By Thom Ernst
After the over-stylized and confounding Suspiria remake, it’s reasonable to be wary of any movie involving the sheltered lives of school-aged children. There are bound to be demons or a coven of witches lurking in the hallways.
But Level 16 reaches further than the obvious to deliver something uniquely more sinister then simply pitching innocence into the dark arts.
But perhaps the big difference between the two films is that Level 16 is a contemporary film directed by a woman, dealing with the disrupted lives of young girls, whereas Suspiria is directed by a man attempting to recreate a feminine-based horror genre that played better 41 years ago.
Winnipeg-born director Danishka Esterhazy works within a modest budget to deliver a genuinely well-crafted thriller by using one of the oldest special effect techniques available—an intelligent script. Her first image is of a hallway; a barren corridor without character or design.
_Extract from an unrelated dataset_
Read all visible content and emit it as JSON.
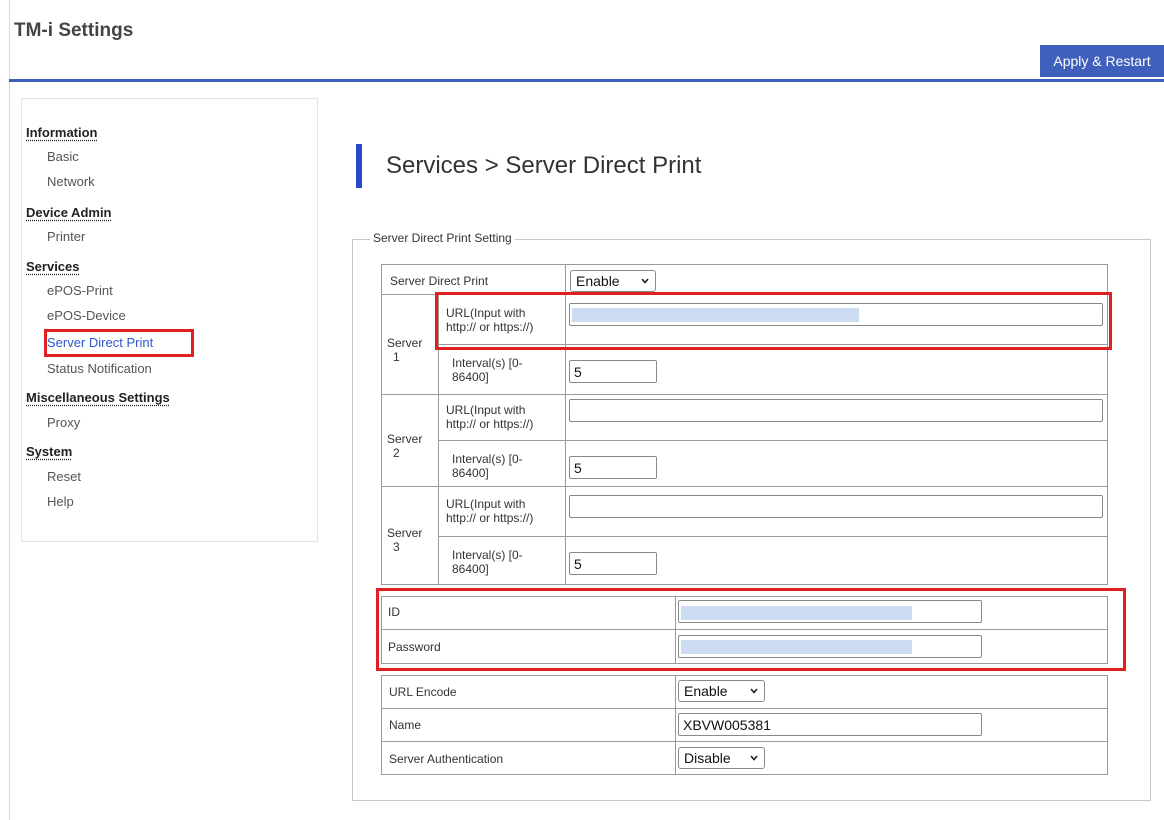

Along one side of the hallway queues a row of young girls, obedient as only children would be if their youthful impulses have been trained out of them. There is no chatter or fidgeting, only an unnatural submission to what appear to be the rules of their morning routine. They are children without games or toys or any sense of idle comforts. They are distracted only by routine. Their only competition seems to be who among them can best go unnoticed.
And then one girl, Vivien (Katie Douglas), steps out of line.
Hers is a small infraction done in the spirit of kindness toward fellow student – and eventual confidante - Sophia (Celina Martin), but regardless of intent, her punishment will be severe. We don’t know what it is, but we know it’s terrifying and it’s enough to frighten her companions into compliant betrayal.
This is the Vestalis Academy, an unusual name for a boarding school—if, in fact, a boarding school is what it is. It could be a reference to the Vestal Virgins or to a species of damselflies. The girls in this locked-down Academy, which can either be an orphanage or a penitentiary, mingle in a way that seems authentic for children shackled by discipline, designed less to suit their best interest and more to protect the fragile egos of their guardians.
Were it not for a few technical advancements and the odd hints of current fashion, The Vestalis Academy could be from a time history has forgotten (evoked by the ‘50s style social hygiene films the girls must watch regularly). There is a rigid and staunch insistence by the educators (or are they prison guards?) and pseudo-head mistress Miss Brixil (Sara Canning) that the girls follow a ludicrous code with no eye contact or gesture that could be identified as insubordinate.
And there is little evidence of what the world is like beyond the academy walls aside from the occasional visitor and fleeting promises of an idyllic family life ahead for the “graduates”. But it all feels somewhat like a ruse that could implode at any moment. In fact, we can be certain of it because this is a science-fiction teetering towards horror.
Esterhazy doesn’t allow Level 16 to conform to a fallback horror that is based solely on the premise of children in peril. What she has in store is more complicated, and devious.
At its least, Level 16 ranks as a very good episode of Black Mirror but at its best, it succeeds as a hybrid of the kind of dystopic paranoia we get from Margaret Atwood’s Handmaid’s Tale with touches of sanitized malevolence from Stanley Kubrick.
Level 16. Written and directed by Danishka Esterhazy. Starring Katie Douglas, Celina Martin, Sara Canning. Opens March 15 in Toronto and Calgary, March 22 in Ottawa and March 28 in Winnipeg.